Are you torn between training for aesthetics or strength? Well, you’re not alone. There are a lot of people out there that struggle with this every day. Unfortunately, it’s hard to decide which path to take when it comes to your workout routine.
Do you want to look good and show off your toned muscles, or do you want to be able to lift heavy weights and feel strong? Both goals have their unique benefits, but they require different approaches to training.
To help you out, we’re gonna dive into the differences between training first headaches and strength, the pros and cons of each, and ultimately help you decide which path is right for you. So if that sounds good to you, grab your bottle of water, and let’s get started!
What are the Similarities?
While training for aesthetics and training for strength may seem like two completely different worlds, they do share some similarities. Both types of training require dedication and consistency.
Whether you’re focused on building muscle or getting stronger, you won’t see results unless you stick to your routine and make it a habit. Other similarities exist, though, and they include:
- Both put importance on proper technique and form
- Each benefit from progressive overload
- Nutrition is a key factor in both training approaches
- Each can provide a sense of accomplishment and boost your confidence
What are the Differences?
Those similarities are quite large, but just as many notable differences set training for aesthetics and strength apart from each other. When it comes to training for aesthetics, the focus is primarily on building muscle size and definition.
This often involves exercise with lighter weights and higher reps and isolation exercises that target specific muscles.
In contrast, training for strength focuses on lifting heavier weights with lower reps to improve overall strength and power.

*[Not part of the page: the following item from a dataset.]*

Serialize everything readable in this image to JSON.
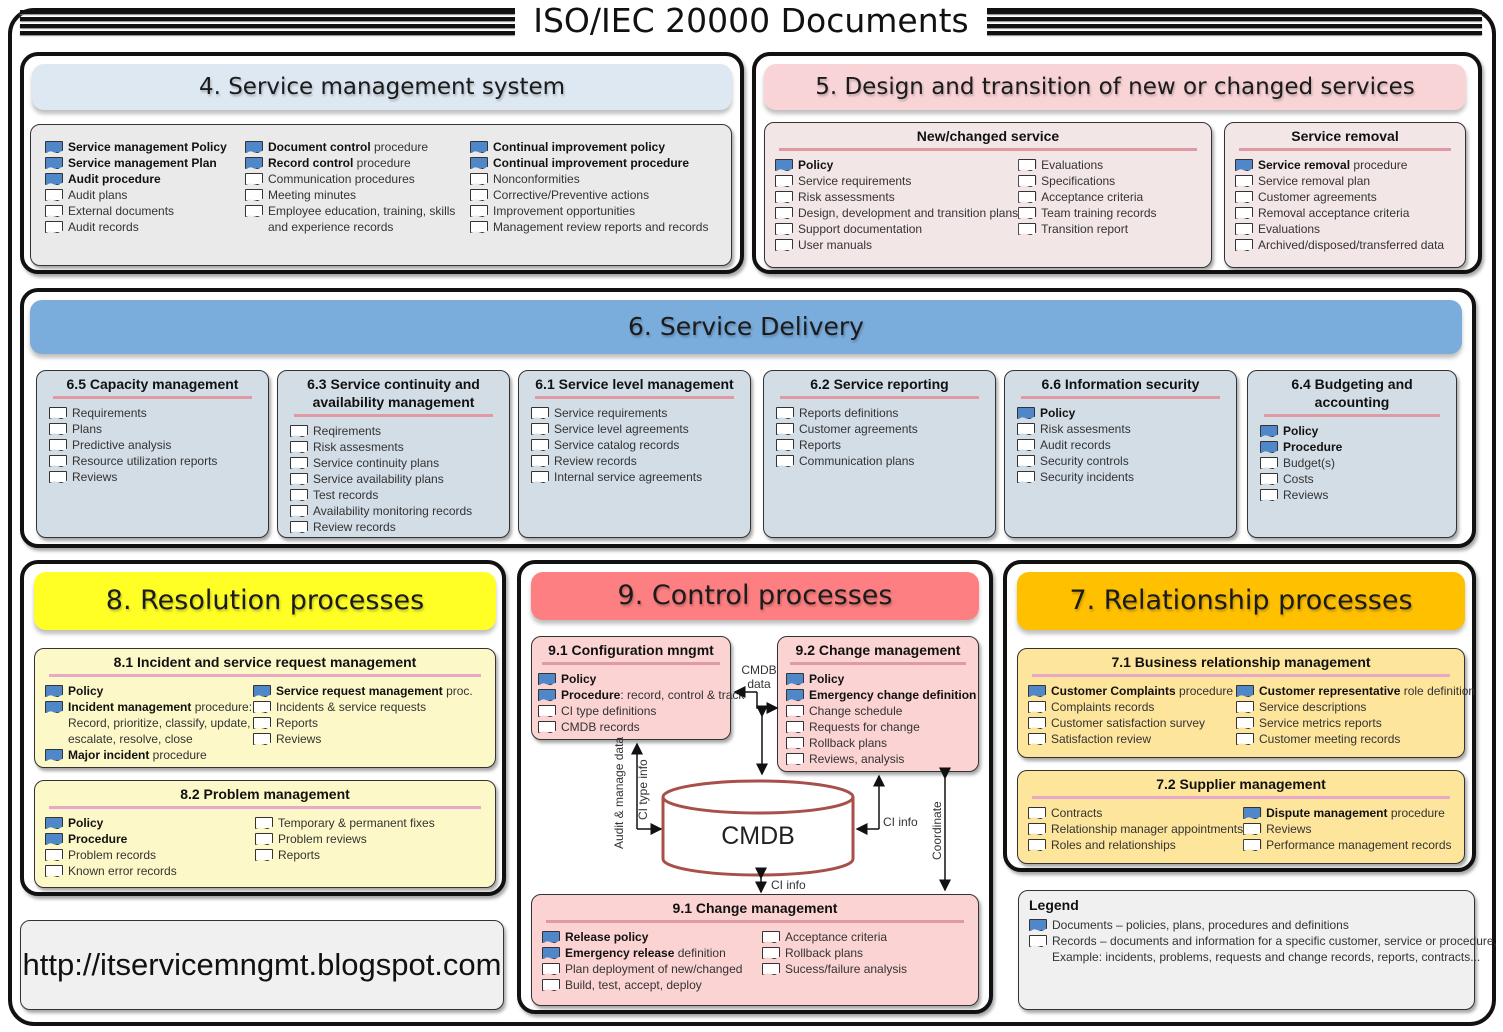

Other key differences include the following:
- Training for aesthetics often incorporates more machine-based exercise, as they allow for more precise specific muscles. Strength training often emphasizes compound exercises that work on multiple muscle groups at once.
- Nutrition is also very different. When training for aesthetics, a calorie surplus is often necessary to support muscle growth, and the focus is on consuming enough protein to support recovery and muscle development.
On the other hand, training for strength is all about maintaining consistent caloric intake, focusing on complex carbohydrates and protein to help fuel performance and support recovery.
- Training for aesthetics is often motivated by a desire for a certain body shape or appearance. At the same time, strength training is often divided by a desire to improve performance and accomplish specific fitness goals.
Pros and Cons: Training for Aesthetics vs Strength
Deciding on which is the proper training for you can be difficult. That is unless you have a specific vision of your fitness goals. If you don’t and are still trying to figure it out, maybe a good pros and cons list will help you.
- Improve muscle definition and size
- Improve body composition and appearance
- Improved confidence and self-esteem
- An effective way to lose fat and improve the overall health
- Maybe more time consuming
- This can lead to overemphasis on appearance and body image
- Not necessarily good for improving overall strength and athletic performance
- Improved overall strength and power
- Improved athletic performance
- It may help prevent injury by strengthening muscles and joints
- Great confidence booster
- Results may not bring about visible changes
- It can be intimidating for beginners
- It may not be suitable for those with certain health conditions or injuries
Which One is More Beginner-Friendly?
When it comes to more beginner-friendly attractions, it’s important to consider a few factors. First, training for that could be more appealing to beginners because it often involves exercises that are easy to learn and execute with proper form.
However, training for aesthetics can also be overwhelming for beginners who may not know where to start or what exercises to do.
On the other hand, training for strength can also be beginner friendly, especially when it comes to focusing on compound exercises like squats, deadlifts, and bench presses.
That being said, it’s important to know that strength training can also be intimidating for beginners who may not be familiar with proper technique or who may be hesitant to lift heavy weights.
Which One Gets Better or Faster Results?
When it comes to getting better and faster results, it’s important to note that both training for aesthetics and training for strength have their own benefits and limitations.
The results you get from either type of training depend on several factors, including your individual goals, genetics, diet, and training program.
It’s also worth noting that a balanced approach to training that encourages both acidic and strength goals can be affected for achieving both physical appearance and overall fitness.
For example, incorporating compounds or shows that target multiple muscle groups can help improve their strength and muscle size, loss improving overall fitness and athletic performance.
In the end, the key to getting better fast results, no matter what type of training you do, will depend on your consistency, patience, and finding a training program that works for you and your particular goals.
Final Thoughts on Training for Aesthetics Vs. Strength
Regardless of which option you choose, it’s important to maintain proper technique and form and to make sure your training is balanced and tailored to your individual goals.
As we’ve said before, consistency and patience are key to seeing results in either approach to training, and we hope that our in-depth look at both of them has helped you decide which option is the best fit for you.